Good luck for your trading,
The following user says Thank You to Nicolas11 for this post:
- stop reading trading books, you've probably did enough already
- stop coding and backtesting strategies OR implementing strategies of others
- try to be consistently profitable in discretionary trading first
- pick up one or two pairs and watch them for couple of day. Just watch.
- select a timeframe you'll be comfortable with in respect with your schedule. You can select higher timeframe as it would be easier for you to adjust size in Forex.
- do not worry about missing opportunities. Markets are always there and Forex is liquid most of the time anyway.
- after you select the timeframe, develop a simple trading plan / strategy for discretionary trading. Trend following (like Ichimoku) would work well in higher timeframes on Forex.
- understand, that there is no holly grail, no magic indicator or system. You probably know already, that big part of consistently profitable trading is trade / risk management.

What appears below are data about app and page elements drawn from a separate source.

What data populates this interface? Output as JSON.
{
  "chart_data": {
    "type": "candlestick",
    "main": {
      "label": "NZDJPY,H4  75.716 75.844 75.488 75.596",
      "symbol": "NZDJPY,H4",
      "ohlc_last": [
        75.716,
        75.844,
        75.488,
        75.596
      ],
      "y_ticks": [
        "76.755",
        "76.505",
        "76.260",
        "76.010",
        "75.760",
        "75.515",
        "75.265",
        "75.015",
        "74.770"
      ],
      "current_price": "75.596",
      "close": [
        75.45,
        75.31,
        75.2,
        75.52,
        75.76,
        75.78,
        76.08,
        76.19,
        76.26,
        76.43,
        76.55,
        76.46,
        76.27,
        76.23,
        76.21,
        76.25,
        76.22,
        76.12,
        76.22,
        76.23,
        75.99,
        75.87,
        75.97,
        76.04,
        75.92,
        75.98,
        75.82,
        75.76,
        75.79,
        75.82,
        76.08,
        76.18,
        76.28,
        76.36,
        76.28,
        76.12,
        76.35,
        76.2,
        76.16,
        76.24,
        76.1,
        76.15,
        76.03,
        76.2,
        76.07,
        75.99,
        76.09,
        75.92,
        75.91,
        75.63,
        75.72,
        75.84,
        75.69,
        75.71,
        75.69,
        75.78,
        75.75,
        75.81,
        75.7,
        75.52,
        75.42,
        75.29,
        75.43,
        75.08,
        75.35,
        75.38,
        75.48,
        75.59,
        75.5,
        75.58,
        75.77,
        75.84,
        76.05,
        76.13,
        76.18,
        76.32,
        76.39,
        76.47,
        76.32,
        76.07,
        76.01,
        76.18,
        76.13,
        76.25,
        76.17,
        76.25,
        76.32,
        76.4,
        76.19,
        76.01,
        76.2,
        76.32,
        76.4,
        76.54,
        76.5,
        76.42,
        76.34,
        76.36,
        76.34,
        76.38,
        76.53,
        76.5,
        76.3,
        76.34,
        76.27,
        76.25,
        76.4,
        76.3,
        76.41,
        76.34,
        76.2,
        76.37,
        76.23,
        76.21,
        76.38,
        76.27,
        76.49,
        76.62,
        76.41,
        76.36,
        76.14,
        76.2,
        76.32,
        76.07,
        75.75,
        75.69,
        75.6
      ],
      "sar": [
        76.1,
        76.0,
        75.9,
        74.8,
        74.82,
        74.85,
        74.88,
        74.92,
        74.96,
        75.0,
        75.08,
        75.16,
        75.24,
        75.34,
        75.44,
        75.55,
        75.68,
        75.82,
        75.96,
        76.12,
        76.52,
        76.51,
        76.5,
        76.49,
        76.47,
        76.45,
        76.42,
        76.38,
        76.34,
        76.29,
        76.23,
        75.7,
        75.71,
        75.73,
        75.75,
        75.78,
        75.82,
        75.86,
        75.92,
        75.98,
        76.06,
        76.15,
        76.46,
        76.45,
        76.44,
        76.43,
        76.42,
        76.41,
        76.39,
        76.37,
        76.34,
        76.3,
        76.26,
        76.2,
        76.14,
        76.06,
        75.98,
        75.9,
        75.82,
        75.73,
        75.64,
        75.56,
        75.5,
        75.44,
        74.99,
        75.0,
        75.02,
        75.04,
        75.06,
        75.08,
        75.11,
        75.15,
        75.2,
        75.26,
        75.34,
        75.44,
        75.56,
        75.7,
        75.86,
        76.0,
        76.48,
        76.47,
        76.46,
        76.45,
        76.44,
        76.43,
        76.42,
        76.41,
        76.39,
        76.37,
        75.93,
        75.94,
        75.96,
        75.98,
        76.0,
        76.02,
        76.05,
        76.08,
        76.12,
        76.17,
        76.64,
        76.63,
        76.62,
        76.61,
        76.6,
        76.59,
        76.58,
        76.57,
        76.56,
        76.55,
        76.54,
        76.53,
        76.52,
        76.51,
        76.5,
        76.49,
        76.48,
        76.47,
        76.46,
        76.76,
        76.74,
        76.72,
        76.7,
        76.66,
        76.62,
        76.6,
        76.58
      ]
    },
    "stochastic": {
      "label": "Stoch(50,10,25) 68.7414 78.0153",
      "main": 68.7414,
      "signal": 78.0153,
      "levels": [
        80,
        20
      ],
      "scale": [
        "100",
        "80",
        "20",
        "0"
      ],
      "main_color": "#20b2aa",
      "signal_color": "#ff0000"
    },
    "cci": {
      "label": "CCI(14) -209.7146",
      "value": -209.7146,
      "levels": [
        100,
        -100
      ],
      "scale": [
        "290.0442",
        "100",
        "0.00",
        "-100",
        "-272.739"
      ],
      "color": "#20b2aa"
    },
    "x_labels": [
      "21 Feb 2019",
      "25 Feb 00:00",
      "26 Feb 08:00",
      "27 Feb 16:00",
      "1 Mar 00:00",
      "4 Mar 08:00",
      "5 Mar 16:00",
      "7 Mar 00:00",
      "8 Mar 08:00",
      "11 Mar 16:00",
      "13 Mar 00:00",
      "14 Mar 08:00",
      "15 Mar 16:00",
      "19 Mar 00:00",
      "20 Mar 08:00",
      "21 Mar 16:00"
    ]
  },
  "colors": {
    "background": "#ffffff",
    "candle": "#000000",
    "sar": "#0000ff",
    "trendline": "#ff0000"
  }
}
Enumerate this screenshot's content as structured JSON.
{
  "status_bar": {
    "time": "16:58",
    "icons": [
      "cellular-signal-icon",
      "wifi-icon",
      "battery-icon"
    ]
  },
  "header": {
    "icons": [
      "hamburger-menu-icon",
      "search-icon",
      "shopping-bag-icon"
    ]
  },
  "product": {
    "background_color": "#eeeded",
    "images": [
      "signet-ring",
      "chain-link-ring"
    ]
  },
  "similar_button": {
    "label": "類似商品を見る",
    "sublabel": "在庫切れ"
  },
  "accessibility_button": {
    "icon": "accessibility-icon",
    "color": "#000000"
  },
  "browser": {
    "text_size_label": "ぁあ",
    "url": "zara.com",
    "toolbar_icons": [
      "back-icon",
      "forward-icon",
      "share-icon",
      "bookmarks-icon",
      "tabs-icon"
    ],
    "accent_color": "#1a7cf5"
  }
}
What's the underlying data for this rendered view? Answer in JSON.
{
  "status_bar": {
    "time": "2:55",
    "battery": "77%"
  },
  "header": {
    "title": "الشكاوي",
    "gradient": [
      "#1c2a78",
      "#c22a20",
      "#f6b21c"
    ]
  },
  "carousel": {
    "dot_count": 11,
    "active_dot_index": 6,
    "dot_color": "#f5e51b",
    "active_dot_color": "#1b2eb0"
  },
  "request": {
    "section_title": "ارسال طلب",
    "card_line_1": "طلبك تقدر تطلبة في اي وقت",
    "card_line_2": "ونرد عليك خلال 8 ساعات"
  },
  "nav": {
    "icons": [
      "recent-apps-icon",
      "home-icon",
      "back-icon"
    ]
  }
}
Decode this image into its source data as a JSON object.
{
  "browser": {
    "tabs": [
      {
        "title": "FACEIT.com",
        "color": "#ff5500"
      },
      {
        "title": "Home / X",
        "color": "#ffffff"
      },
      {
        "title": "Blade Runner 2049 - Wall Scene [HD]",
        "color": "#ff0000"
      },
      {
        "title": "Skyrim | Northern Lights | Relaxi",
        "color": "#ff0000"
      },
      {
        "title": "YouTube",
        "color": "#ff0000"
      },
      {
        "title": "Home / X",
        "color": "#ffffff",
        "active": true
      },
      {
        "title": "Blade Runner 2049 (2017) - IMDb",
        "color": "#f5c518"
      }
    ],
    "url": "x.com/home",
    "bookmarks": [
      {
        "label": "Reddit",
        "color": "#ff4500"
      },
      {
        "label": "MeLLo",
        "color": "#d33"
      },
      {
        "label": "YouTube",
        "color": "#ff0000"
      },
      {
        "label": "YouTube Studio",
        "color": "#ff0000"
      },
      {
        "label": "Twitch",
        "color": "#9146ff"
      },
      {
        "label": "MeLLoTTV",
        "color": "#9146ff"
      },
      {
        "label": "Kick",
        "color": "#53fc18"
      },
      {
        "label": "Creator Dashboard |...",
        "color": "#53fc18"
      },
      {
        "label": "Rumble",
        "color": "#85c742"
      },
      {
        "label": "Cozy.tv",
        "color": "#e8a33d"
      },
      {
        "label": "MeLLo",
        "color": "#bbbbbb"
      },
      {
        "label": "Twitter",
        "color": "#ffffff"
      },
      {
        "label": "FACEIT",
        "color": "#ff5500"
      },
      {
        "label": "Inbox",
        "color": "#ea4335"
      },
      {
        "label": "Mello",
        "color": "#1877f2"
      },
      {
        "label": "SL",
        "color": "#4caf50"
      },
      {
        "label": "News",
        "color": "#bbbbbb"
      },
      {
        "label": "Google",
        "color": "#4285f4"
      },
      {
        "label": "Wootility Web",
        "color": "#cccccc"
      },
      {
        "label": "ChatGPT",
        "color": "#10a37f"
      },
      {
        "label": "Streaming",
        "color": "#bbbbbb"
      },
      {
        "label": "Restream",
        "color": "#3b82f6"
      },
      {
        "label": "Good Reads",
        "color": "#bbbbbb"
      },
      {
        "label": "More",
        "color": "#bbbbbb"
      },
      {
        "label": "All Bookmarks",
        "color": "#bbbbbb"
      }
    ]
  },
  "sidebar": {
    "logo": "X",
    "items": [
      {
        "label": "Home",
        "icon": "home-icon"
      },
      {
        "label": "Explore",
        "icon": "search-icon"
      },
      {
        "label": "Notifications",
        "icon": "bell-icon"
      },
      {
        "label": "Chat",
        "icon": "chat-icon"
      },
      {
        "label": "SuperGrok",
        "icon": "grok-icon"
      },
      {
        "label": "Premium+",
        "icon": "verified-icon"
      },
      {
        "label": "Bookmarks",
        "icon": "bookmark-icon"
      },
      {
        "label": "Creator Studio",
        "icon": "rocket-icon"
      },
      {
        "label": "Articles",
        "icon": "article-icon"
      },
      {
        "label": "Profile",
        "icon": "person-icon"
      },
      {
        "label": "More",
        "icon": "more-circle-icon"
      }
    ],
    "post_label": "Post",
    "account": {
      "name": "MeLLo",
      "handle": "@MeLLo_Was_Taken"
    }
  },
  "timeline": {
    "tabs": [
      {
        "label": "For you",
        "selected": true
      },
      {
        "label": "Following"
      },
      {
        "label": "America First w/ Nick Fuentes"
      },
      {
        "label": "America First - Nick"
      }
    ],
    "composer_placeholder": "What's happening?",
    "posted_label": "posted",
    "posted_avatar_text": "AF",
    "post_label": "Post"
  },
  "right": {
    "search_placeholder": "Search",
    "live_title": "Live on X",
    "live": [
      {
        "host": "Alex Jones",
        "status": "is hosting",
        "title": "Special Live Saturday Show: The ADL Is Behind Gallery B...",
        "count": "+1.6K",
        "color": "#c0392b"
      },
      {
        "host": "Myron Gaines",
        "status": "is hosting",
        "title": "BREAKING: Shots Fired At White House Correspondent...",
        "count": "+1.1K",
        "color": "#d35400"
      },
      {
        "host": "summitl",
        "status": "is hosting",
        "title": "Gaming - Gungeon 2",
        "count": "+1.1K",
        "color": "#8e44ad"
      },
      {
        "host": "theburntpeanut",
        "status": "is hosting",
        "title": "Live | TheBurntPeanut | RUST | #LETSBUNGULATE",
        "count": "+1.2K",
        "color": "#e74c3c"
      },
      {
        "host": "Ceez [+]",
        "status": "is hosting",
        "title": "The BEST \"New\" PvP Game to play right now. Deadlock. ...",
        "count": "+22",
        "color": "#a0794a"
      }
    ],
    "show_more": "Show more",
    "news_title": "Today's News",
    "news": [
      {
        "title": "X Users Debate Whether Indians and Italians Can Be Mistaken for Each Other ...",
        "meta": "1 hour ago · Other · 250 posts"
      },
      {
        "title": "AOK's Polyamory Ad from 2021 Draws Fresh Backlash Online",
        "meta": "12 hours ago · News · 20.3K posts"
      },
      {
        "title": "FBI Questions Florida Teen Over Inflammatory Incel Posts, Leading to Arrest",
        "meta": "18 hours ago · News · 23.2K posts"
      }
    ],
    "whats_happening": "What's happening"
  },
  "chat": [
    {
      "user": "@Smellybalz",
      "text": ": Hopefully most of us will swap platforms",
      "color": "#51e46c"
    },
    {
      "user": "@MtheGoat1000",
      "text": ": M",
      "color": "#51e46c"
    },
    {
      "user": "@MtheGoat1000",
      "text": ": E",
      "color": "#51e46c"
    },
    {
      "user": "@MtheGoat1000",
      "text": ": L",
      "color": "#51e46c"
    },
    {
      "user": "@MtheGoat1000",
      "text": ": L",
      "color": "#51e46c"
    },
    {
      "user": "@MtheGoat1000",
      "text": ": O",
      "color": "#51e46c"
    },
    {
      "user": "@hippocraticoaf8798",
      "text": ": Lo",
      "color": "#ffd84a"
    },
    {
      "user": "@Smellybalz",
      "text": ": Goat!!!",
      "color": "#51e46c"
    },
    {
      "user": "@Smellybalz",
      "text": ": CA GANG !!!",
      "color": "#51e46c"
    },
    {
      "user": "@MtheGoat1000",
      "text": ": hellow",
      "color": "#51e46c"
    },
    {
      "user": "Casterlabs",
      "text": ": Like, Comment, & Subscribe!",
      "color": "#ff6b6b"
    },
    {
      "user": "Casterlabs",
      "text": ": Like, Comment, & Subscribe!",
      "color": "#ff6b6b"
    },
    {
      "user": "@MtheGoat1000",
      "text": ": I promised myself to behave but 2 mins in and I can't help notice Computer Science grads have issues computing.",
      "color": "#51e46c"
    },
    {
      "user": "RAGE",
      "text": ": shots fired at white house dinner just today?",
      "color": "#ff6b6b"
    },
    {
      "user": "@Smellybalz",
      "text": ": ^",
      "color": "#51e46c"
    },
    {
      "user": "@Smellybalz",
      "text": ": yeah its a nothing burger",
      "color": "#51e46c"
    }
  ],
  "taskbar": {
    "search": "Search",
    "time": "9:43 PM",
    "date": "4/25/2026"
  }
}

- as soon as you are comfortable with your system, timeframe and trade management, start trading. Start small.
The following user says Thank You to rani for this post:
I am currently an automated trader and have been discretionary in the past. Here are some examples of strategies/systems I've tried: different timeframes (5m, 15m, 60m, day) with various techniques such as MA crossovers,CCI, use of MAs for support/resistance, pivot points, multiple MAs stacked in succession, divergences of indicators, range bars,levels of support and resistance based on previous highs/lows, pullback entries, waves (mostly Bressert influenced), flag patterns, MACD, Keltner bands, Fibs-daily, PSARs, candle series counts. This is by no means a complete list but I don't want to cure insomnia :-) I've traded many of the above in a discretionary manner and have coded many of them as well. I have exaustively tested many stop implementations from trailing, swing highs/lows, ATR, fixed, PSAR, etc. To give a better idea, this is an example of my most recent strategy/system which is pretty straightforward:
Triple timeframe: 5 minute, hour, daily
5 minute timeframe used exclusively for entry only
Entry limited to specific time of day
Measurement of daily trend taken from SMA on daily chart and direction must be confirmed by "position" taken from PSAR
Slopes of specific MAs are calculated from both hourly and daily charts to indicate strength of trend
Swing highs/lows are identified hourly and are used for stops with the option of adding a buffer zone for extra leeway
Drop dead stop is used as well if swing high/low exceeds maximum risk tolerance
The following user says Thank You to SammyD for this post: